Mason said by that time, the pit bulls were running around the perimeter of the fenced yard, trying to find a way out.
"The yard where the dog was killed has a pretty substantial fence. The pit bulls pushed on it so they could leap over," Mason pointed out.
Mason said the owner, Carl Martin, who lives at 181 Wyers, came down the street calling his dogs after the attack. He was apparently unaware of what had transpired.
"He had the dogs in a shed, and they beat their way out of the shed. He's been cited for loose animals before," Hancock said.
Martin, who has reportedly decided to get rid of the dogs, could not be reached for comment.
"That's what he told my husband," Hancock said. "If he finds the dogs, he plans to have them put down."
As of late in the week, the dogs apparently remained at large.
"I don't think they ever went home," said Hancock. She added there had been a report that the dogs were seen on Oak Street on May 4.
Hancock said her main concern now was to alert others to the possibility the dogs could attack again -- perhaps even a child.
"We just don't want this to happen to anyone else. It's very scary to think about," she said.
"These dogs killed an animal in its own yard. Going onto someone's property and attacking their pet, it's really disturbing," added Mason.
According to the city of White Salmon's animal control regulations, threatening dogs must be kept under control.
"Every animal which constitutes a physical threat to persons or other animals shall be confined by the owner within a secure enclosure, and shall be securely caged or muzzled whenever off the premises of the owner," read a passage from the city's ordinances.
Elsewhere in the city's legal code, the ordinance appears to allow for impoundment of dogs in cases such as the May 1 incident: "Animals in violation of any provision of this chapter ... may be apprehended by the animal control authority. A citation may be issued in lieu of impoundment. The penalty for a first violation within a 12-month period shall be a minimum of $10. The penalty for a second violation within a 12-month period shall be a minimum of $25. In the event the owner cannot be ascertained, the animal shall be impounded."
Another neighborhood resident, Doug Thornburg, said the same two dogs had come into his yard the week before the attack on Abby.
"Last week, before all this stuff happened, two dogs came into my garden out back," Thornburg said. "I think they were after my dog. I have a female Doberman on a runner. I chased the dogs, and they took off."
Thornburg said he called Police Chief Ned Kindler to complain about the incident.
"Kindler told me he cited the guy," Thornburg said. "But other than that, he said he can't do anything."
Thornburg said he was angry about the attack and about the lack of penalty for the dogs or the dogs' owner.
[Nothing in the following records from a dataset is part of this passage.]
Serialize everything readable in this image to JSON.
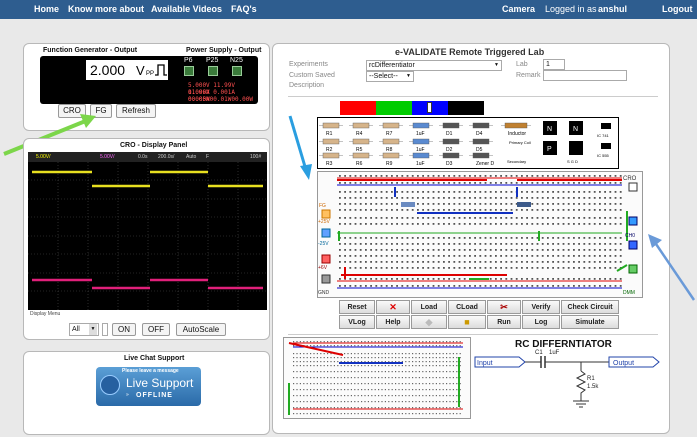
{
  "nav": {
    "home": "Home",
    "know_more": "Know more about",
    "videos": "Available Videos",
    "faqs": "FAQ's",
    "camera": "Camera",
    "logged_in_prefix": "Logged in as",
    "username": "anshul",
    "logout": "Logout"
  },
  "function_generator": {
    "title_left": "Function Generator - Output",
    "title_right": "Power Supply - Output",
    "display_value": "2.000",
    "display_unit": "V",
    "display_unit_sub": "PP",
    "channels": [
      "P6",
      "P25",
      "N25"
    ],
    "readout_line1": "5.000V  11.99V  11.99V",
    "readout_line2": "0.006A 0.001A 0.000A",
    "readout_line3": "00.05W00.01W00.00W",
    "buttons": {
      "cro": "CRO",
      "fg": "FG",
      "refresh": "Refresh"
    }
  },
  "cro": {
    "title": "CRO - Display Panel",
    "header_ch1": "5.00V/",
    "header_ch2": "5.00V/",
    "header_offset": "0.0s",
    "header_timebase": "200.0s/",
    "header_mode": "Auto",
    "header_trig": "F",
    "header_level": "100#",
    "display_menu": "Display Menu",
    "select_value": "All",
    "buttons": {
      "on": "ON",
      "off": "OFF",
      "autoscale": "AutoScale"
    }
  },
  "chat": {
    "title": "Live Chat Support",
    "leave_message": "Please leave a message",
    "brand": "Live Support",
    "status": "OFFLINE"
  },
  "lab": {
    "title": "e-VALIDATE Remote Triggered Lab",
    "experiments_label": "Experiments",
    "experiments_value": "rcDifferentiator",
    "lab_label": "Lab",
    "lab_value": "1",
    "custom_saved_label": "Custom Saved",
    "description_label": "Description",
    "select_placeholder": "--Select--",
    "remark_label": "Remark"
  },
  "palette_colors": [
    "#ff0000",
    "#00cc00",
    "#0000ff",
    "#000000"
  ],
  "components": {
    "row1": [
      "R1",
      "R4",
      "R7",
      "1uF",
      "D1",
      "D4",
      "Inductor"
    ],
    "row2": [
      "R2",
      "R5",
      "R8",
      "1uF",
      "D2",
      "D5"
    ],
    "row3": [
      "R3",
      "R6",
      "R9",
      "1uF",
      "D3",
      "Zener D"
    ],
    "primary_coil": "Primary Coil",
    "secondary": "Secondary",
    "ic_labels": [
      "IC 741",
      "IC 555"
    ],
    "transistor_labels": [
      "N",
      "P",
      "N",
      "S G D"
    ]
  },
  "breadboard": {
    "cro_label": "CRO",
    "ch0_label": "CH0",
    "gnd_left": "GND",
    "gnd_right": "DMM",
    "plus25": "+25V",
    "minus25": "-25V",
    "plus6": "+6V",
    "fg_label": "FG"
  },
  "toolbar": {
    "row1": [
      "Reset",
      "",
      "Load",
      "CLoad",
      "",
      "Verify",
      "Check Circuit"
    ],
    "row2": [
      "VLog",
      "Help",
      "",
      "",
      "Run",
      "Log",
      "Simulate"
    ]
  },
  "schematic": {
    "title": "RC DIFFERNTIATOR",
    "input": "Input",
    "output": "Output",
    "c_label": "C1",
    "c_value": "1uF",
    "r_label": "R1",
    "r_value": "1.5k"
  }
}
"We can't have this. We shouldn't have to tolerate it," he said.
Martin has been cited twice for having dogs on the loose, according to Kindler.
"Further charges may be pending," Kindler said. "The case has been turned over to the city prosecutor."
Kindler said Martin showed remorse about the attack on Abby.
"He seemed to be very upset about it," Kindler said. "He told me he was going to dispose of the dogs when he did find them."
Kindler pointed out that the two dogs have now been classified as dangerous dogs. As a result, if they attack a person or another dog, the owner could be charged with a Class C felony under state law.
Kindler added that he didn't have the authority to impound the dogs at the time of the May 1 attack.
"Until the other dog died, all I could do is declare the dogs potentially dangerous," he explained.